2017 Looks Different
Although stablecoin issuance and WBTC have likely impacted overall AuC by centralized exchanges, these are still emerging trends. In order to understand why exchange AuC did not follow the rapid increase in prices, let us go back to the 2017 bull market.
On a relative basis, the 2017 bull market had an entirely different on-chain footprint than what we are witnessing today. Back then, BTC held by exchanges nearly doubled as BTC flirted with $20,000 USD for the first time.
Intuitively, it makes sense that a retail driven rally would increase BTC held by major exchanges. Since there are clear educational frictions in self-custodying assets, many retail investors prefer to defer custody to centralized service providers. Even though the industry has come a long way, especially in terms of hardware options for self-custody, there is still a steep learning curve that makes newcomers gravitate towards centralized exchanges.
So why isn’t BTC held by major exchanges increasing?
If the rally we are witnessing was retail-driven, the 100B USD added to bitcoin’s market cap would have likely been predominantly held on centralized exchanges. While it is true that our estimates are not capturing emerging exchanges, such as Deribit and FTX, Coinbase (given that they do not re-use addresses), or new on-ramps such as Paypal, one would still expect to see an increase in AuC on these established markets. However, the opposite seems to be taking place.
This suggests that there are other forces at play. On Nov. 21st, news outlets reported that Coinbase’s institutional AuC grew from 6B in April to 20B by 4Q20. If this rally is being driven by an influx of institutional investors, that would explain the downward trend in AuC by exchanges. Since institutional investors tend to operate predominantly in OTC markets, they bypass retail exchanges.
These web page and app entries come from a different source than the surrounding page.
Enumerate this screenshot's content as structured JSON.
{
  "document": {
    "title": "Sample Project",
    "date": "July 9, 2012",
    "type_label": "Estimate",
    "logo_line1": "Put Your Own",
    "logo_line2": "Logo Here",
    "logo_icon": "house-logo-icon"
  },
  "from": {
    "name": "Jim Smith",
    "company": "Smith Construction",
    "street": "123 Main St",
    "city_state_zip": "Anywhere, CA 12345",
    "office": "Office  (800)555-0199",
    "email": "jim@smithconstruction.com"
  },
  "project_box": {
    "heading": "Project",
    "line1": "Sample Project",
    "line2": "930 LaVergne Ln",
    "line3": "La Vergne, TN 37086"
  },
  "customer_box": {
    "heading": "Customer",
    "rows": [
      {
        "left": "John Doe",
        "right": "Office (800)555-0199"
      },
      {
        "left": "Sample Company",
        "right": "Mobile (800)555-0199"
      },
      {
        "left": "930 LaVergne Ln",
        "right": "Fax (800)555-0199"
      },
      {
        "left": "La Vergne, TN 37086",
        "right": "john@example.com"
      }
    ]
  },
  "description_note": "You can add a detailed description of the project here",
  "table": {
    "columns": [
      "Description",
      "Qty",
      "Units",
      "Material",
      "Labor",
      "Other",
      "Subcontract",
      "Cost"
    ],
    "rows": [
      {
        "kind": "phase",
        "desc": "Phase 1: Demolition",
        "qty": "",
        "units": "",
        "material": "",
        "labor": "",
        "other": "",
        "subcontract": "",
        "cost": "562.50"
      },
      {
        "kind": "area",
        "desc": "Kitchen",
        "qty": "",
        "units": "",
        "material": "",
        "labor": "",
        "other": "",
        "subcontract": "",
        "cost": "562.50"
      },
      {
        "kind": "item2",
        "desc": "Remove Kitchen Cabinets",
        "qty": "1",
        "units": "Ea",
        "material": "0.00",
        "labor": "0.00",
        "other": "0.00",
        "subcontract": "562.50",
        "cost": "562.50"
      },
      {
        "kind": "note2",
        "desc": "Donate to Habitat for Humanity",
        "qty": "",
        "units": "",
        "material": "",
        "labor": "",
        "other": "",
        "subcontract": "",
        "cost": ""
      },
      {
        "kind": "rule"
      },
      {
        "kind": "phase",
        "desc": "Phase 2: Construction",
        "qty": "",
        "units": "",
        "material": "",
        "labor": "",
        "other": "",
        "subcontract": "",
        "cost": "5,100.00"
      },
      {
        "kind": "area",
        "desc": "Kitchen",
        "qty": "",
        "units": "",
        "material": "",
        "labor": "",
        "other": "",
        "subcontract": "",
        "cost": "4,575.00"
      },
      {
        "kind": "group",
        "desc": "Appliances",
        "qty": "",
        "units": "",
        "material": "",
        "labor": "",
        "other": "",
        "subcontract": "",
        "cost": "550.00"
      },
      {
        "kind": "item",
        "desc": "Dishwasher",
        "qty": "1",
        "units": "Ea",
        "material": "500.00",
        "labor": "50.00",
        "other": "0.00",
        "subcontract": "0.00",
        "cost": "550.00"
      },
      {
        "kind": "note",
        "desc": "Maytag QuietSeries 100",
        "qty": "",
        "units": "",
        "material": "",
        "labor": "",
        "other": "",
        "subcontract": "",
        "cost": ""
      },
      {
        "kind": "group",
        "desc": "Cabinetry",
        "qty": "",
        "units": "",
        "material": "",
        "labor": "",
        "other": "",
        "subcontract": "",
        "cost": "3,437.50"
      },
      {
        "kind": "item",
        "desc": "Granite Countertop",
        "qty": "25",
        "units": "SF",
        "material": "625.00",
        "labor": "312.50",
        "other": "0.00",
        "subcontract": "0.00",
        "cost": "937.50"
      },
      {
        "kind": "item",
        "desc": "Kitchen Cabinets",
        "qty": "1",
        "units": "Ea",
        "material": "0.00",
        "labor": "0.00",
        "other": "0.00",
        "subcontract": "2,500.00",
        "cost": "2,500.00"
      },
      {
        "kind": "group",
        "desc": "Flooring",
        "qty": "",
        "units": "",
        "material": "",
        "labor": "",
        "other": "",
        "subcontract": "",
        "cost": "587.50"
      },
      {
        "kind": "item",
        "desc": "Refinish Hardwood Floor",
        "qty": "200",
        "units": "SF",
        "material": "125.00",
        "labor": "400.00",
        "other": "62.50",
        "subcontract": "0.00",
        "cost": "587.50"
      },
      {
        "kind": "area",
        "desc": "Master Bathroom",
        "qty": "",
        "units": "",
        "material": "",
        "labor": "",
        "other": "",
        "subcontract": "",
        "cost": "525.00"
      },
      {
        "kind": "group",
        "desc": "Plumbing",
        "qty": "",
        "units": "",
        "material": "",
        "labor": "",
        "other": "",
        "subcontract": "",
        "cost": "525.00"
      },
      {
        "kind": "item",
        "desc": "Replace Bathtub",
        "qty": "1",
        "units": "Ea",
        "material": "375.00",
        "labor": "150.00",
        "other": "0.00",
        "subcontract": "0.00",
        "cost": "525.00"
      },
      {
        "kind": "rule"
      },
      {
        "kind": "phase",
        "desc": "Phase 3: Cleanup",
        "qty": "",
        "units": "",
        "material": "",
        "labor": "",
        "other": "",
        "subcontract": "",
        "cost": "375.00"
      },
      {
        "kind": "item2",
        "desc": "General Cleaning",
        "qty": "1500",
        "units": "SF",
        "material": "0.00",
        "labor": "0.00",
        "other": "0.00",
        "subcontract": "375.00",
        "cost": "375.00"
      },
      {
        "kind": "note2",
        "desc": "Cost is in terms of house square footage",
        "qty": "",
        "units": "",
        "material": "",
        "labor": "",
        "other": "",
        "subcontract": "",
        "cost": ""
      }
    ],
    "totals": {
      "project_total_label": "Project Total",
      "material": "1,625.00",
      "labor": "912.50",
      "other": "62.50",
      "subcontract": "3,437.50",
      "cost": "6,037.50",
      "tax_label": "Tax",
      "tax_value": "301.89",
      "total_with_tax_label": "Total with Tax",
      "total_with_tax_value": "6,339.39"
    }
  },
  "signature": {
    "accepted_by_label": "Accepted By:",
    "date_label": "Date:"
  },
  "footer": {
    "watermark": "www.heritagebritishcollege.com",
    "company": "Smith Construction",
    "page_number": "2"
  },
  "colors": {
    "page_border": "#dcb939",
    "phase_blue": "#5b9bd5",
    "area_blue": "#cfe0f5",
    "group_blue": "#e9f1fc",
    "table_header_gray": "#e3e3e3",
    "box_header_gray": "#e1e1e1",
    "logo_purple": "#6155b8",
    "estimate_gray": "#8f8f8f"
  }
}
In conclusion, our analysis of miner behavior coupled with custody data on Huobi shows no evidence to suggest this rally is being predominantly driven by a regulatory crackdown in China. The downward trend in AuC by retail exchanges may be an indication that this rally is being driven by increased institutional adoption. Given the use of OTC on-ramps, an increase in institutional participation would result in positive price action, but limited on-chain footprint, which is what we might be witnessing in this bull market.